TASK ITEM: Read the data below line by line and copy each one with "rights" in it.

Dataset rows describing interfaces
----

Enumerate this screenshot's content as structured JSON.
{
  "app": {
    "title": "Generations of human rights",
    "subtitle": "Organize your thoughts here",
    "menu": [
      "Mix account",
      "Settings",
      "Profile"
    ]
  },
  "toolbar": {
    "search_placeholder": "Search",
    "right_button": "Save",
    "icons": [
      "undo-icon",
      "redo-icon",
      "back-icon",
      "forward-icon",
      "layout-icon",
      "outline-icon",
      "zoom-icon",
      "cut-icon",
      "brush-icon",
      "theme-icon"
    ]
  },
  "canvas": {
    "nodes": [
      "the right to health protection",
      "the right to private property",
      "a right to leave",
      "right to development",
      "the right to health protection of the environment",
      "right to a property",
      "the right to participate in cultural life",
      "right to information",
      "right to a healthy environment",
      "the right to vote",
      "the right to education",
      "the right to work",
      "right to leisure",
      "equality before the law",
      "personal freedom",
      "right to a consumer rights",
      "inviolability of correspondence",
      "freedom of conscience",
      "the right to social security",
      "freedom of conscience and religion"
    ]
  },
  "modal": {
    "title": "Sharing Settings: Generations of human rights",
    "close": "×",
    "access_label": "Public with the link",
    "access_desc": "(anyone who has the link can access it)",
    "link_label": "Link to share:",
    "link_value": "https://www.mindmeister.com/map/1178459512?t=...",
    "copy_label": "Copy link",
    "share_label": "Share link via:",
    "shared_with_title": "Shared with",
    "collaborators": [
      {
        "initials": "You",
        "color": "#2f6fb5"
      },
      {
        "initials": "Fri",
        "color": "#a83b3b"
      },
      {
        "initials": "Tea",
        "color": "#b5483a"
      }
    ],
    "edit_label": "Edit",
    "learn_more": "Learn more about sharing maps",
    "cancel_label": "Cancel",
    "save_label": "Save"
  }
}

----

ANSWER TO THE EXERCISE:
    "title": "Generations of human rights",
      "right to a consumer rights",
    "title": "Sharing Settings: Generations of human rights",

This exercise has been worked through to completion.